*HOW TO COMPLETE THIS TASK*: Where a line in the entries below contains the word "floor", count it. Return the total alone.

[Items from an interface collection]
══════════════════════════════

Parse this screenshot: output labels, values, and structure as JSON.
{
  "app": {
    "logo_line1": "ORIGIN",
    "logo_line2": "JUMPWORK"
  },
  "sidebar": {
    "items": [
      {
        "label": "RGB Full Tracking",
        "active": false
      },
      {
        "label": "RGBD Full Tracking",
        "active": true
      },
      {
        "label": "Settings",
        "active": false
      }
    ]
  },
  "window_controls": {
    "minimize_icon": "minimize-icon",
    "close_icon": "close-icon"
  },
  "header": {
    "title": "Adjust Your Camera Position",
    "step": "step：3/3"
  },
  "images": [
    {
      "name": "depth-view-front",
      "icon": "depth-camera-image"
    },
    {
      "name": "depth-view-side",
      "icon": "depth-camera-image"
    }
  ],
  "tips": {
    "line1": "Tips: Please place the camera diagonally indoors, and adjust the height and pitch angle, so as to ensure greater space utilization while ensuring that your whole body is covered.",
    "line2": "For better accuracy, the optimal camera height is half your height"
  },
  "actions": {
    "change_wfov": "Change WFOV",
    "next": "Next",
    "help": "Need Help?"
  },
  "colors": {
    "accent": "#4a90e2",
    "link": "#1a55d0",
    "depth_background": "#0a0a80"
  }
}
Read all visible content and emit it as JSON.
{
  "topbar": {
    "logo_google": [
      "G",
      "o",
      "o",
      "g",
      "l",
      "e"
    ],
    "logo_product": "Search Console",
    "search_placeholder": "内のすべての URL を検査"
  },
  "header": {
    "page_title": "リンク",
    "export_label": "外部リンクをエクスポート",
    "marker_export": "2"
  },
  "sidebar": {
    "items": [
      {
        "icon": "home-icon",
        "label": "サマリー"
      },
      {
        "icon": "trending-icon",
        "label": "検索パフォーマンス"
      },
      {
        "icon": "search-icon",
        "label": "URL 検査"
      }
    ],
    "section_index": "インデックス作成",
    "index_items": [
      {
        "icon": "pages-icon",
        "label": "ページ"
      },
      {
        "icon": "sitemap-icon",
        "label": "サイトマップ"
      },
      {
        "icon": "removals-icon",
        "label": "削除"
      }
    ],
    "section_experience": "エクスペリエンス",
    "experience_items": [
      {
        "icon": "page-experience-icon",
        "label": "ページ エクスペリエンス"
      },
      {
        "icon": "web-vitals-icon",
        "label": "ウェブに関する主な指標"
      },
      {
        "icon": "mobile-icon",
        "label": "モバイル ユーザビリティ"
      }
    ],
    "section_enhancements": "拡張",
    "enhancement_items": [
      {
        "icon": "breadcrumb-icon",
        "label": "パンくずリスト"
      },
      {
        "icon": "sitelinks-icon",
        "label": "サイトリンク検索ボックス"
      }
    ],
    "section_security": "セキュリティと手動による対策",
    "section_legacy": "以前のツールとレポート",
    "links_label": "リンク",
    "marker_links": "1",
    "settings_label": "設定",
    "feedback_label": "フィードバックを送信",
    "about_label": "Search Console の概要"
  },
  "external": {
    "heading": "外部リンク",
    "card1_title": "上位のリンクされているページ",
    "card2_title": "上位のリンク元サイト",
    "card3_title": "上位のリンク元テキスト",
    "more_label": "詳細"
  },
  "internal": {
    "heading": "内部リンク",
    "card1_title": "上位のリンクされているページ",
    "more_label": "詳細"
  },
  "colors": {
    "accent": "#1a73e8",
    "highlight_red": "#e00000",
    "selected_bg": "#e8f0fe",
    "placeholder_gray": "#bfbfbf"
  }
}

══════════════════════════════

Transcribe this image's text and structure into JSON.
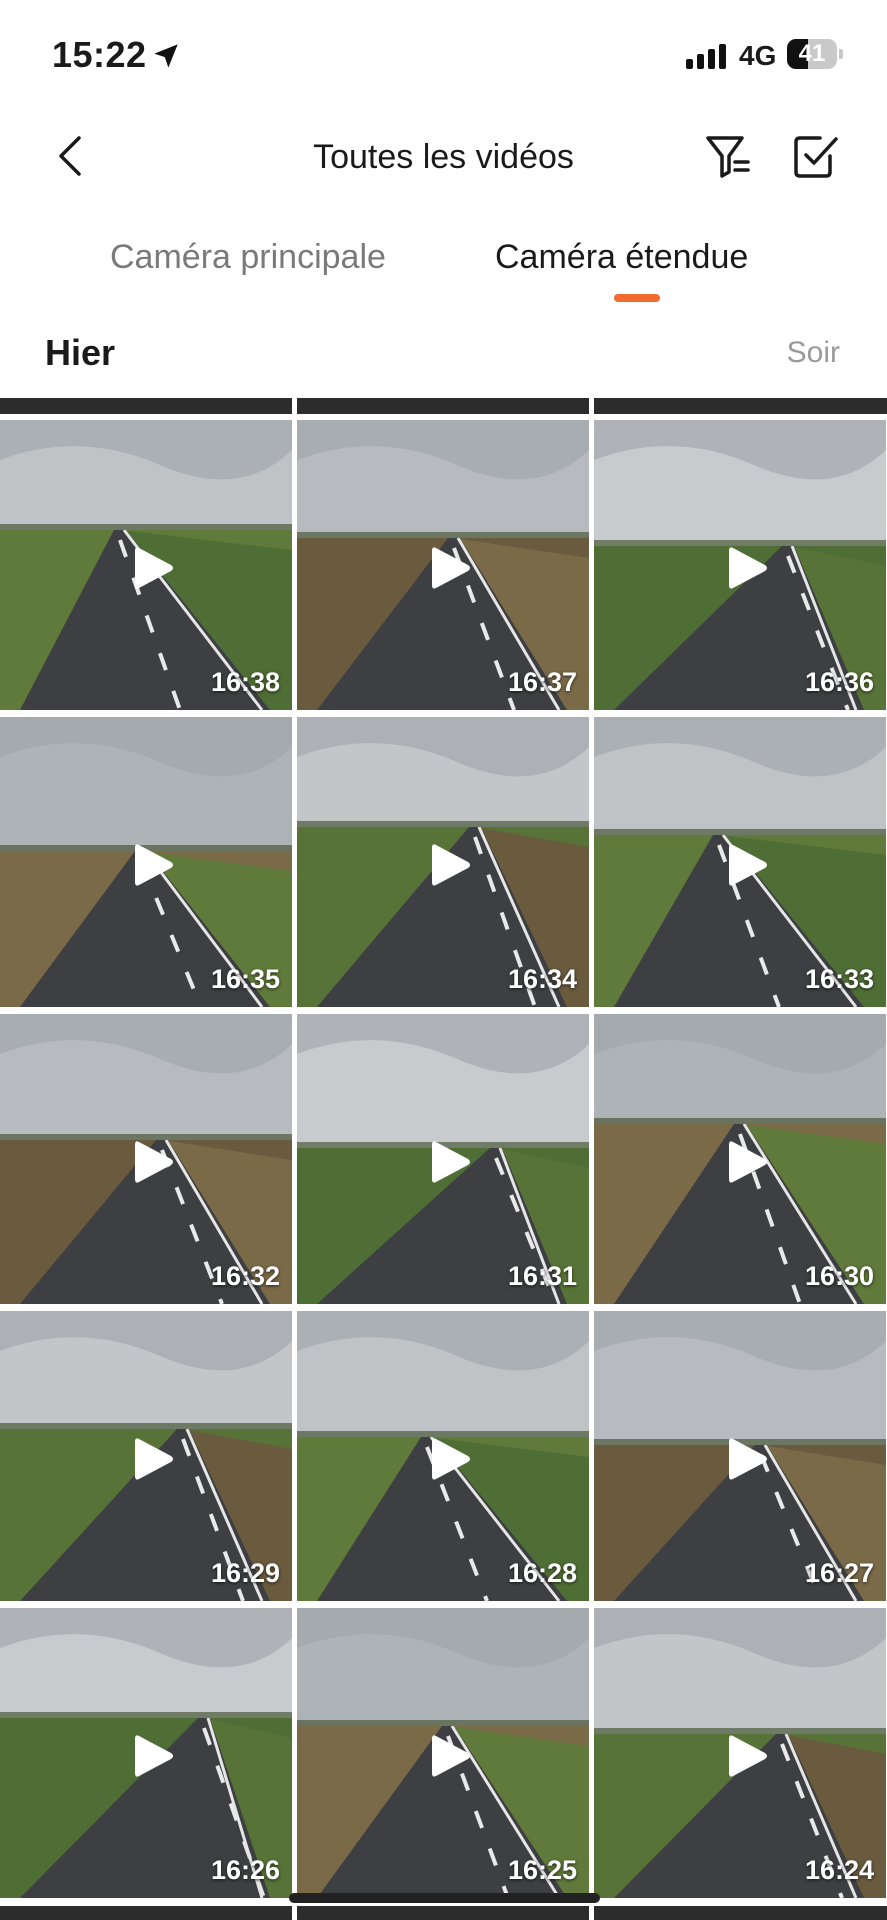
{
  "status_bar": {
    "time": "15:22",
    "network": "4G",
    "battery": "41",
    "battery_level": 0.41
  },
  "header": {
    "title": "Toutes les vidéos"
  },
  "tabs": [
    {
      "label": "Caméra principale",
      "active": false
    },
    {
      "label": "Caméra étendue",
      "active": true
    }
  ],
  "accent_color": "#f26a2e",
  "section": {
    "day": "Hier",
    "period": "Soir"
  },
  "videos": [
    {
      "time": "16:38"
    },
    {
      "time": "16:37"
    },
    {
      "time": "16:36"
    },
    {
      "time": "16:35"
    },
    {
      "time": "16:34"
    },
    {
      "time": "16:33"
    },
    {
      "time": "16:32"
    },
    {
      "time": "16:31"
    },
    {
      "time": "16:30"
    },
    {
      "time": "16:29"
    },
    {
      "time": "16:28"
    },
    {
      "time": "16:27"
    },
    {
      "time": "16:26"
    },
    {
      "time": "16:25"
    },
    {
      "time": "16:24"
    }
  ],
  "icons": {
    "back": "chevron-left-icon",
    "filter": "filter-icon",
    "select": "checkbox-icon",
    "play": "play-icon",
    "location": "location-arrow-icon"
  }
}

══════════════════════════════

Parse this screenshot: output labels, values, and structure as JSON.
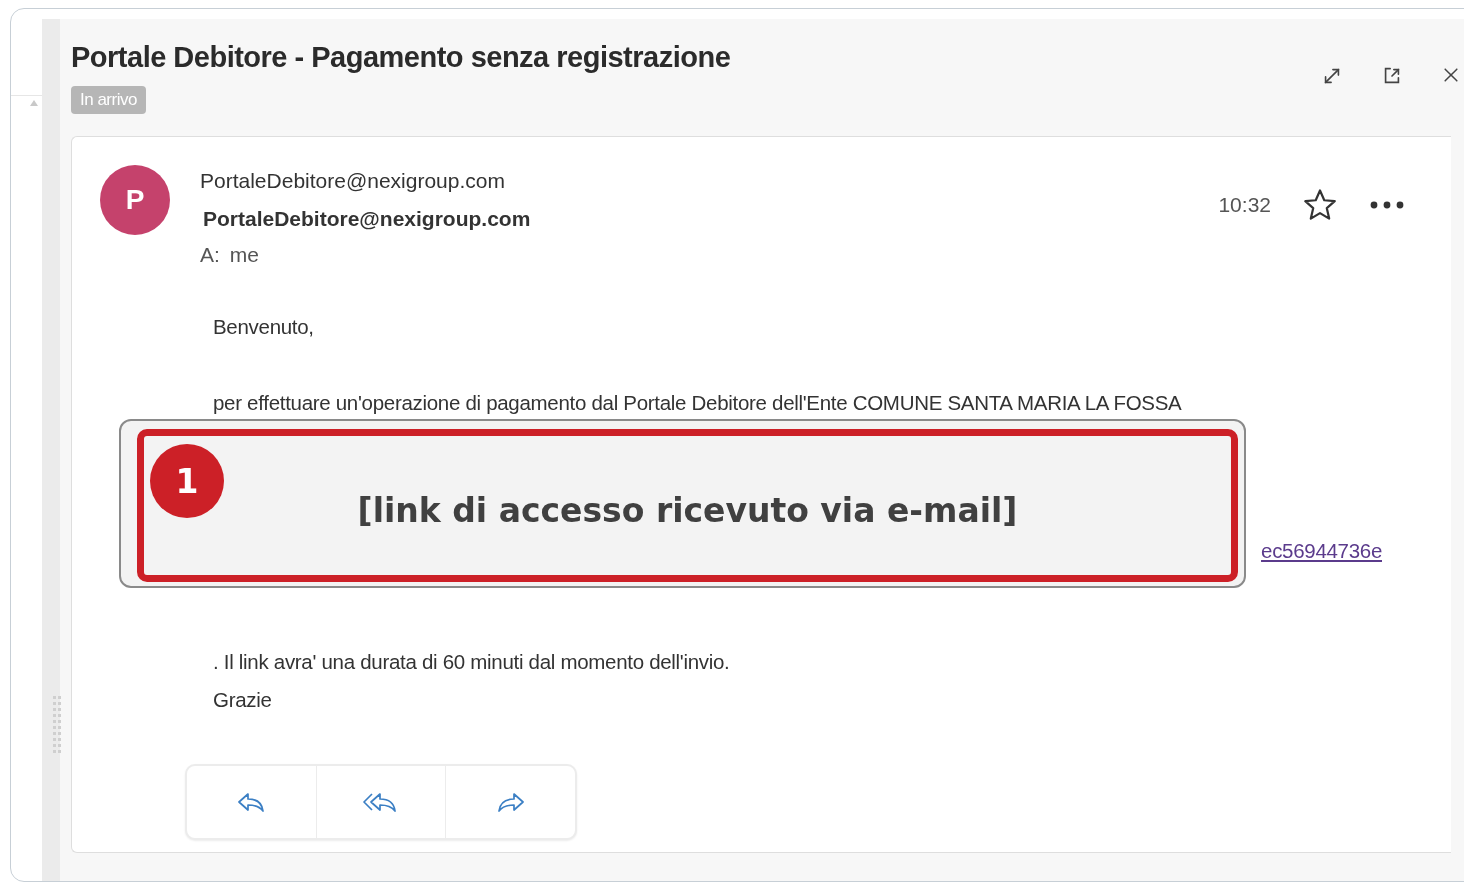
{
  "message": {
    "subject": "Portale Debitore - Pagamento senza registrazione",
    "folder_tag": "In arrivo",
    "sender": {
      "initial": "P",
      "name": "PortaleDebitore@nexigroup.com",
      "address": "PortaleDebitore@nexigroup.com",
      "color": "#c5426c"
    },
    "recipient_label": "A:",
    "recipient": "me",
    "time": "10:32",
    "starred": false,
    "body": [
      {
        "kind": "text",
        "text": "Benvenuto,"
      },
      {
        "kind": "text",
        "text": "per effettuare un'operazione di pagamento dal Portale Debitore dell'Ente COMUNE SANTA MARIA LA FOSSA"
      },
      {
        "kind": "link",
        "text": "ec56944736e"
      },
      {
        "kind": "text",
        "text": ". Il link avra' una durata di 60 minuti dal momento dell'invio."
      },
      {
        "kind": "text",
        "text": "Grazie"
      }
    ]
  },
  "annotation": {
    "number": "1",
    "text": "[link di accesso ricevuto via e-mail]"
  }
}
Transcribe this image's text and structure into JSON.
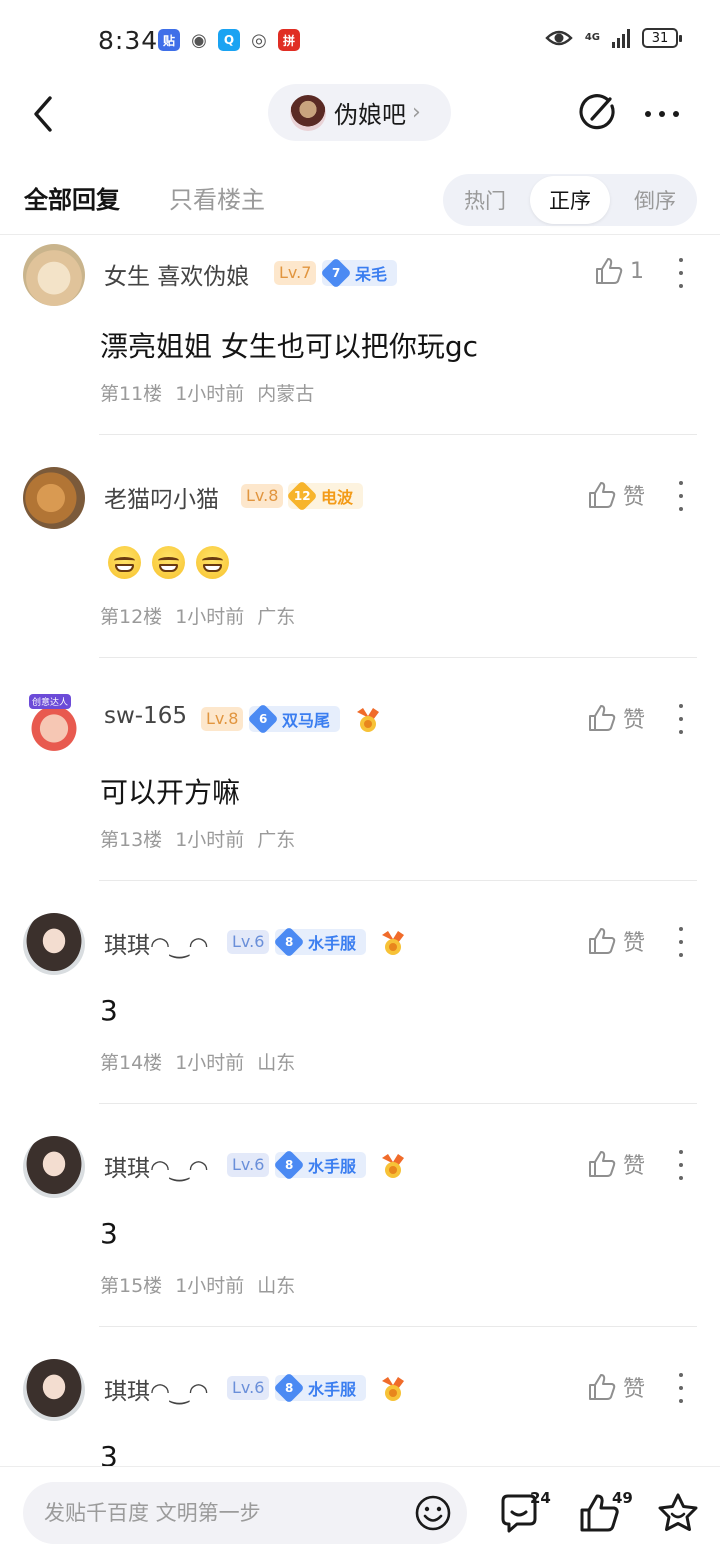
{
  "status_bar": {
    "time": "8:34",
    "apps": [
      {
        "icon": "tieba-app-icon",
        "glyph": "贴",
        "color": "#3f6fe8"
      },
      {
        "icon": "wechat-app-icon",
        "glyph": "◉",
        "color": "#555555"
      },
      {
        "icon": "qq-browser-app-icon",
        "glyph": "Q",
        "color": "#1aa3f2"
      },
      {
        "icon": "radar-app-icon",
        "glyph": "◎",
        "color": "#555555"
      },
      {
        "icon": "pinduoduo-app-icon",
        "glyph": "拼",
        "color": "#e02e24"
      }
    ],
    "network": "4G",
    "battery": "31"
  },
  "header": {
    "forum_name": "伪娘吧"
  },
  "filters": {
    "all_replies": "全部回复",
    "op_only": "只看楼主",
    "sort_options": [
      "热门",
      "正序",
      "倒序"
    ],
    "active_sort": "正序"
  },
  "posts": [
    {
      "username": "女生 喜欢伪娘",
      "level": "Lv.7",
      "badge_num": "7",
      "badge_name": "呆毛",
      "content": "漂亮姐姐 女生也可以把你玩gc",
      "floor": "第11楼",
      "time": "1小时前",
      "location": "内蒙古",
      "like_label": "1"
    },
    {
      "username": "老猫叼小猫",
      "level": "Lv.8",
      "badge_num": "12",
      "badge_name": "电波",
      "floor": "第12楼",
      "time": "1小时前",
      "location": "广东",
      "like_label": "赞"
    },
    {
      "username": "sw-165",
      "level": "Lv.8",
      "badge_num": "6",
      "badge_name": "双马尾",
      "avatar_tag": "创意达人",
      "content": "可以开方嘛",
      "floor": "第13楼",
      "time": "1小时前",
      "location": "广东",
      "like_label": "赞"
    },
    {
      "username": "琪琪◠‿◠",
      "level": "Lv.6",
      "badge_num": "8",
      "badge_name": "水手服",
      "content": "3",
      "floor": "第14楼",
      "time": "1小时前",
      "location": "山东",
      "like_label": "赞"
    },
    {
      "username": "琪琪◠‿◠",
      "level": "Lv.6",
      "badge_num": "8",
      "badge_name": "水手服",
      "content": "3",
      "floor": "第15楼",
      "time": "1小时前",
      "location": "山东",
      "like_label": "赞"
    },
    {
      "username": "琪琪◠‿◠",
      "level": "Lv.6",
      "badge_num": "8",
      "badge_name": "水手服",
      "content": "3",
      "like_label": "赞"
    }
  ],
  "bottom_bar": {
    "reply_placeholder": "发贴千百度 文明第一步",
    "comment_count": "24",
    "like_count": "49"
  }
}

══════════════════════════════

*COMPLETED TASK*: 5